**What the task requires**
Could you restate all of the entries, word for word?

**Data for this exercise**
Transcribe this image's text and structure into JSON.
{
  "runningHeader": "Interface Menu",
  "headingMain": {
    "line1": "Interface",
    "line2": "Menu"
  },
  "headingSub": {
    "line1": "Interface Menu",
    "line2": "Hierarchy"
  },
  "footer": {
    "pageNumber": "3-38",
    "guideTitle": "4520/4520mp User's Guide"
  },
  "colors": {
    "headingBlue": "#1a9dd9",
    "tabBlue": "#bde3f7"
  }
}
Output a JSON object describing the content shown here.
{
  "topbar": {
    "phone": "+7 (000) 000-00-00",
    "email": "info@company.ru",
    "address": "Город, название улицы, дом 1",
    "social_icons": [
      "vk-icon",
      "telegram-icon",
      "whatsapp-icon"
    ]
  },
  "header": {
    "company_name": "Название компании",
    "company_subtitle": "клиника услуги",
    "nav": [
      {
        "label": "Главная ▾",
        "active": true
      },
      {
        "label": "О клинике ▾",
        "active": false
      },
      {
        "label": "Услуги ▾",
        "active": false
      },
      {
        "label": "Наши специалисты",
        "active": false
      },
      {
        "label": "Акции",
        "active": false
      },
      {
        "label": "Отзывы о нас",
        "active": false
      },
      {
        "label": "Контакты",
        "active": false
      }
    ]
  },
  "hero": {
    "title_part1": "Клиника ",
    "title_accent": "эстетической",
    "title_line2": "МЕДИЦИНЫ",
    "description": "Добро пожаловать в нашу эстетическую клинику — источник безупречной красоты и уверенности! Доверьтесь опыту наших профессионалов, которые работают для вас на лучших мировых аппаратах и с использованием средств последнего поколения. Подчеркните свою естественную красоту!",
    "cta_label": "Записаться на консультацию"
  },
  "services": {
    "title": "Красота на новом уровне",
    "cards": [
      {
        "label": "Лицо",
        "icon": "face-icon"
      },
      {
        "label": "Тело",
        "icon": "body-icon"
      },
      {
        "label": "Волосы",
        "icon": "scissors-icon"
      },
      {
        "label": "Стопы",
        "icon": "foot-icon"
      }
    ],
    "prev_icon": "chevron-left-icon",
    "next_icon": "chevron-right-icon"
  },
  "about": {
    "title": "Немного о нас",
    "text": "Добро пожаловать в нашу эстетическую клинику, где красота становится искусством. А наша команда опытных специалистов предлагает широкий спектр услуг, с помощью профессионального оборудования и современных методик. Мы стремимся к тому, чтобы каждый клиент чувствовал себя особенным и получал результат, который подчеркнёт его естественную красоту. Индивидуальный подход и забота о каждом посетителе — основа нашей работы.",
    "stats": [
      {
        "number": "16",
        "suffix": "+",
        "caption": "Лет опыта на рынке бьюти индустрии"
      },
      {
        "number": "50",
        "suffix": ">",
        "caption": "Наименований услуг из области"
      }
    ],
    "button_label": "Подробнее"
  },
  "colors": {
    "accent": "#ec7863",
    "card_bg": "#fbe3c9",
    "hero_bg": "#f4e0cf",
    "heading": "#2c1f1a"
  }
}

**Response area**
Transcribe this image's text and structure into JSON.
{
  "runningHeader": "Interface Menu",
  "headingMain": {
    "line1": "Interface",
    "line2": "Menu"
  },
  "headingSub": {
    "line1": "Interface Menu",
    "line2": "Hierarchy"
  },
  "footer": {
    "pageNumber": "3-38",
    "guideTitle": "4520/4520mp User's Guide"
  },
  "colors": {
    "headingBlue": "#1a9dd9",
    "tabBlue": "#bde3f7"
  }
}
Output a JSON object describing the content shown here.
{
  "topbar": {
    "phone": "+7 (000) 000-00-00",
    "email": "info@company.ru",
    "address": "Город, название улицы, дом 1",
    "social_icons": [
      "vk-icon",
      "telegram-icon",
      "whatsapp-icon"
    ]
  },
  "header": {
    "company_name": "Название компании",
    "company_subtitle": "клиника услуги",
    "nav": [
      {
        "label": "Главная ▾",
        "active": true
      },
      {
        "label": "О клинике ▾",
        "active": false
      },
      {
        "label": "Услуги ▾",
        "active": false
      },
      {
        "label": "Наши специалисты",
        "active": false
      },
      {
        "label": "Акции",
        "active": false
      },
      {
        "label": "Отзывы о нас",
        "active": false
      },
      {
        "label": "Контакты",
        "active": false
      }
    ]
  },
  "hero": {
    "title_part1": "Клиника ",
    "title_accent": "эстетической",
    "title_line2": "МЕДИЦИНЫ",
    "description": "Добро пожаловать в нашу эстетическую клинику — источник безупречной красоты и уверенности! Доверьтесь опыту наших профессионалов, которые работают для вас на лучших мировых аппаратах и с использованием средств последнего поколения. Подчеркните свою естественную красоту!",
    "cta_label": "Записаться на консультацию"
  },
  "services": {
    "title": "Красота на новом уровне",
    "cards": [
      {
        "label": "Лицо",
        "icon": "face-icon"
      },
      {
        "label": "Тело",
        "icon": "body-icon"
      },
      {
        "label": "Волосы",
        "icon": "scissors-icon"
      },
      {
        "label": "Стопы",
        "icon": "foot-icon"
      }
    ],
    "prev_icon": "chevron-left-icon",
    "next_icon": "chevron-right-icon"
  },
  "about": {
    "title": "Немного о нас",
    "text": "Добро пожаловать в нашу эстетическую клинику, где красота становится искусством. А наша команда опытных специалистов предлагает широкий спектр услуг, с помощью профессионального оборудования и современных методик. Мы стремимся к тому, чтобы каждый клиент чувствовал себя особенным и получал результат, который подчеркнёт его естественную красоту. Индивидуальный подход и забота о каждом посетителе — основа нашей работы.",
    "stats": [
      {
        "number": "16",
        "suffix": "+",
        "caption": "Лет опыта на рынке бьюти индустрии"
      },
      {
        "number": "50",
        "suffix": ">",
        "caption": "Наименований услуг из области"
      }
    ],
    "button_label": "Подробнее"
  },
  "colors": {
    "accent": "#ec7863",
    "card_bg": "#fbe3c9",
    "hero_bg": "#f4e0cf",
    "heading": "#2c1f1a"
  }
}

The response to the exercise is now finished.